Task goal =>
Would you reproduce all of the entries below, character for character?

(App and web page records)

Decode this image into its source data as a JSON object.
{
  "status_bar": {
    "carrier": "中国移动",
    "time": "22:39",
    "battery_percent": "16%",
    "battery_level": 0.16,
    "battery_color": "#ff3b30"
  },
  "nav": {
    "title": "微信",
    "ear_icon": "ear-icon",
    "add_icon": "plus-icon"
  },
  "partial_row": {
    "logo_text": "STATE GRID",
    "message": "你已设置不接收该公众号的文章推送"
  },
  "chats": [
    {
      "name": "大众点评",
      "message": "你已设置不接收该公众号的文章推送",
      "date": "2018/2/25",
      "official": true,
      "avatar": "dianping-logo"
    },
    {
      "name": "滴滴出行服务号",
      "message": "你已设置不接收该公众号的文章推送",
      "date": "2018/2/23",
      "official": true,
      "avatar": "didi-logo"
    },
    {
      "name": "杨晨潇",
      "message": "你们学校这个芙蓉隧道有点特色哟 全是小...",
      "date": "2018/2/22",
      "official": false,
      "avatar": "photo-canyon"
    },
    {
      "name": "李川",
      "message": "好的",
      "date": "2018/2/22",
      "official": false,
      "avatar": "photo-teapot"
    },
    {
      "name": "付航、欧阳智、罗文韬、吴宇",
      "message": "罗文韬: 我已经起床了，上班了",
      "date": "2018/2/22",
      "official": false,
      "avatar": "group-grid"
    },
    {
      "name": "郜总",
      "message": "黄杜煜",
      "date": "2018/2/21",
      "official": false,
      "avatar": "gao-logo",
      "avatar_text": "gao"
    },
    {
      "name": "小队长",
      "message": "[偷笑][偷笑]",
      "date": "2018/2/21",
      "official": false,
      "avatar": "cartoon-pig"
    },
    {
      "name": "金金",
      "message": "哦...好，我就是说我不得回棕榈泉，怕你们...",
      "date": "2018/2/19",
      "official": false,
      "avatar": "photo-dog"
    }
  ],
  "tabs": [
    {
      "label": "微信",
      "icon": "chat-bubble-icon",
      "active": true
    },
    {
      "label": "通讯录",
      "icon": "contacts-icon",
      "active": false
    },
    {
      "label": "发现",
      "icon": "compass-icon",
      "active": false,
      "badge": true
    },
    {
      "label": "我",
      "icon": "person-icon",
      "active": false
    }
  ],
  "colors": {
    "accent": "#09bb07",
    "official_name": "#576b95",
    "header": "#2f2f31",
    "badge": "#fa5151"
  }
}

Output =>
Decode this image into its source data as a JSON object.
{
  "status_bar": {
    "carrier": "中国移动",
    "time": "22:39",
    "battery_percent": "16%",
    "battery_level": 0.16,
    "battery_color": "#ff3b30"
  },
  "nav": {
    "title": "微信",
    "ear_icon": "ear-icon",
    "add_icon": "plus-icon"
  },
  "partial_row": {
    "logo_text": "STATE GRID",
    "message": "你已设置不接收该公众号的文章推送"
  },
  "chats": [
    {
      "name": "大众点评",
      "message": "你已设置不接收该公众号的文章推送",
      "date": "2018/2/25",
      "official": true,
      "avatar": "dianping-logo"
    },
    {
      "name": "滴滴出行服务号",
      "message": "你已设置不接收该公众号的文章推送",
      "date": "2018/2/23",
      "official": true,
      "avatar": "didi-logo"
    },
    {
      "name": "杨晨潇",
      "message": "你们学校这个芙蓉隧道有点特色哟 全是小...",
      "date": "2018/2/22",
      "official": false,
      "avatar": "photo-canyon"
    },
    {
      "name": "李川",
      "message": "好的",
      "date": "2018/2/22",
      "official": false,
      "avatar": "photo-teapot"
    },
    {
      "name": "付航、欧阳智、罗文韬、吴宇",
      "message": "罗文韬: 我已经起床了，上班了",
      "date": "2018/2/22",
      "official": false,
      "avatar": "group-grid"
    },
    {
      "name": "郜总",
      "message": "黄杜煜",
      "date": "2018/2/21",
      "official": false,
      "avatar": "gao-logo",
      "avatar_text": "gao"
    },
    {
      "name": "小队长",
      "message": "[偷笑][偷笑]",
      "date": "2018/2/21",
      "official": false,
      "avatar": "cartoon-pig"
    },
    {
      "name": "金金",
      "message": "哦...好，我就是说我不得回棕榈泉，怕你们...",
      "date": "2018/2/19",
      "official": false,
      "avatar": "photo-dog"
    }
  ],
  "tabs": [
    {
      "label": "微信",
      "icon": "chat-bubble-icon",
      "active": true
    },
    {
      "label": "通讯录",
      "icon": "contacts-icon",
      "active": false
    },
    {
      "label": "发现",
      "icon": "compass-icon",
      "active": false,
      "badge": true
    },
    {
      "label": "我",
      "icon": "person-icon",
      "active": false
    }
  ],
  "colors": {
    "accent": "#09bb07",
    "official_name": "#576b95",
    "header": "#2f2f31",
    "badge": "#fa5151"
  }
}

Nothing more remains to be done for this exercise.